▶ [Input records]:
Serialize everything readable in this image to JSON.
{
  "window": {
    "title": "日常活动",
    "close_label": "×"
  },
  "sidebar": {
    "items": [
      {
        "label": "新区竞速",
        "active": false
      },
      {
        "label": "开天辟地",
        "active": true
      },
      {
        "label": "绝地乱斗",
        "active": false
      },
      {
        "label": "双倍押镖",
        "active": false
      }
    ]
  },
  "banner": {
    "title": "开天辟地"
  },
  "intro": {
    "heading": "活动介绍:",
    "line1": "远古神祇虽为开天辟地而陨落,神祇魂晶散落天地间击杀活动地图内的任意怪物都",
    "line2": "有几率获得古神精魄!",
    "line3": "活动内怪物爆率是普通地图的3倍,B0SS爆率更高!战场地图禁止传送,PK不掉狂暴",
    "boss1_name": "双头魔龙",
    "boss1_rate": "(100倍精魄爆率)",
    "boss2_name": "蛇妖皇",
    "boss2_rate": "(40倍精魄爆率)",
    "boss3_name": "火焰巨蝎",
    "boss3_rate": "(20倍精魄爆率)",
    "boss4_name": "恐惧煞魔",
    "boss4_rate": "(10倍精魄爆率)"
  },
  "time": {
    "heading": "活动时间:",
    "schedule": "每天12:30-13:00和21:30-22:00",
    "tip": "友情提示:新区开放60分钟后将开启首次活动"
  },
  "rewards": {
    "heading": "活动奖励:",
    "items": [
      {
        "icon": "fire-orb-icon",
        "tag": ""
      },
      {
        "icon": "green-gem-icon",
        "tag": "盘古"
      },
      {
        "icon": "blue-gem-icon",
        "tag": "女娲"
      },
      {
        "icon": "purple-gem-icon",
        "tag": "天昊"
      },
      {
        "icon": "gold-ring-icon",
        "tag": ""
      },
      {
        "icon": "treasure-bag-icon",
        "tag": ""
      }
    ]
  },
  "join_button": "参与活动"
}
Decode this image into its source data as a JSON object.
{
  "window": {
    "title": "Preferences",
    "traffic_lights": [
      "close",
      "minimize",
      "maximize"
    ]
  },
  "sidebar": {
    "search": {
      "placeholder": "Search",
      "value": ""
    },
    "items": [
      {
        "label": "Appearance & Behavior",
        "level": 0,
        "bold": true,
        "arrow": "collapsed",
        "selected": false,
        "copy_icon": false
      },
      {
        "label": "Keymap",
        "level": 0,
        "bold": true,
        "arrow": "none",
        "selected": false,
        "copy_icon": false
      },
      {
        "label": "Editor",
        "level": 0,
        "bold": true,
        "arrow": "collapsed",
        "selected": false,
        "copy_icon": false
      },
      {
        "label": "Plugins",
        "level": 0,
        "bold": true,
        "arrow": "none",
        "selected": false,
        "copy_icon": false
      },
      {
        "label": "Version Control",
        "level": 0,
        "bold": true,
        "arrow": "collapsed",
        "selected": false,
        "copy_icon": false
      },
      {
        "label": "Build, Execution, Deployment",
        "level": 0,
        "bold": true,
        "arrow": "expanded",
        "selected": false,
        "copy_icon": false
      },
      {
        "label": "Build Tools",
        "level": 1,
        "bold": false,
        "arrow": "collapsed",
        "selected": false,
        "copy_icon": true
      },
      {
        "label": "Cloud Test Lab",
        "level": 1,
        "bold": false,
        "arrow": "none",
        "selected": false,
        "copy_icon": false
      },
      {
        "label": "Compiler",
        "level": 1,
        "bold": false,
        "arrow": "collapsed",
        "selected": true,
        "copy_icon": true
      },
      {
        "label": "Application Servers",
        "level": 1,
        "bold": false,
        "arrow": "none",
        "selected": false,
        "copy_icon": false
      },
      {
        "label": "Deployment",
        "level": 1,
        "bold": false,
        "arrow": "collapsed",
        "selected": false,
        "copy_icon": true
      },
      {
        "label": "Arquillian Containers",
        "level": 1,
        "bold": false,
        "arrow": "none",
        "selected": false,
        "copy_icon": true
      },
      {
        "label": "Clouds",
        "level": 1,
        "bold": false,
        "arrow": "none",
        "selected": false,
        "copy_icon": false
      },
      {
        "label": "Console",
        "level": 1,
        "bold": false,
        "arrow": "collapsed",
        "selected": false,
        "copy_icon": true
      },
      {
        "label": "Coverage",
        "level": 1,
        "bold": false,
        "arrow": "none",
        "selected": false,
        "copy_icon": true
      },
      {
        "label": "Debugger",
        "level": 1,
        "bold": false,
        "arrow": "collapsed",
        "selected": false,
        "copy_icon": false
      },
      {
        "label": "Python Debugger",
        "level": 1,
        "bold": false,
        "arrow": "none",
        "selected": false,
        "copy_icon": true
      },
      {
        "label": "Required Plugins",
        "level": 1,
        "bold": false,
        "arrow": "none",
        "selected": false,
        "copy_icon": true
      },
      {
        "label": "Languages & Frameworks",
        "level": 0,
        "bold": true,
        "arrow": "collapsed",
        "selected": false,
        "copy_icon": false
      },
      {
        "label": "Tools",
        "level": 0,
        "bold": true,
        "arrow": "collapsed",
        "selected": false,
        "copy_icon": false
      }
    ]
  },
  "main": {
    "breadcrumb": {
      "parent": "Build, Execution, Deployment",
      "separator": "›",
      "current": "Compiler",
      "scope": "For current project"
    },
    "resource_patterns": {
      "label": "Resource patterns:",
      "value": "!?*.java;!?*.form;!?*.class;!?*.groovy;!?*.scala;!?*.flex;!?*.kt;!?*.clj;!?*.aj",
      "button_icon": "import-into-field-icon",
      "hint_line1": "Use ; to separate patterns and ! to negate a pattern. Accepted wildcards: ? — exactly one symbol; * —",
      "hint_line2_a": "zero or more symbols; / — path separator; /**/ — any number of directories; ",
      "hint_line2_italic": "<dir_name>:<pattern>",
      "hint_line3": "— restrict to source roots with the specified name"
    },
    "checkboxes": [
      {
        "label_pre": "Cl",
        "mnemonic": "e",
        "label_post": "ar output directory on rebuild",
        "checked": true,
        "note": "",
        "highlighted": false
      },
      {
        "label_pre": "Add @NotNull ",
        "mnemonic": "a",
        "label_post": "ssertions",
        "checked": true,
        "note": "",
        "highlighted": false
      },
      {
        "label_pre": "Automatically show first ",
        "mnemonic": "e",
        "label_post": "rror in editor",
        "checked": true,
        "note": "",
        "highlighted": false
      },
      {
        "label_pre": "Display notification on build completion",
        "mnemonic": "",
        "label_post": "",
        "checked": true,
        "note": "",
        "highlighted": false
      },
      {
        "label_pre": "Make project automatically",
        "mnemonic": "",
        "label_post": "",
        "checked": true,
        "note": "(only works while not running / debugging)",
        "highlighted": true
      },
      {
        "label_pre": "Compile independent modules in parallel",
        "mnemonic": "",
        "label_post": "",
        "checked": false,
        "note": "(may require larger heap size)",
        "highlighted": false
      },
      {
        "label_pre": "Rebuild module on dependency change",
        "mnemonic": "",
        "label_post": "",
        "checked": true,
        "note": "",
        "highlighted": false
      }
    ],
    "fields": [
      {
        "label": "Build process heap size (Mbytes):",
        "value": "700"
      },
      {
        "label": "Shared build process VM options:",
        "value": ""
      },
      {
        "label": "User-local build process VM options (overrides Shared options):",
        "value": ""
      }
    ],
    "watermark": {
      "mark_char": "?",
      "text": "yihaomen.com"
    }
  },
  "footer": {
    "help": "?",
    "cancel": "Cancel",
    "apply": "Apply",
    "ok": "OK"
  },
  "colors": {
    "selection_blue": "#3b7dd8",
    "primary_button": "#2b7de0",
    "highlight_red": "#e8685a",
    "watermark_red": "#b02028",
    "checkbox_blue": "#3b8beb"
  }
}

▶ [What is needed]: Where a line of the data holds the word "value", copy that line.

▶ [Reply]:
      "value": ""
      "value": "!?*.java;!?*.form;!?*.class;!?*.groovy;!?*.scala;!?*.flex;!?*.kt;!?*.clj;!?*.aj",
        "value": "700"
        "value": ""
        "value": ""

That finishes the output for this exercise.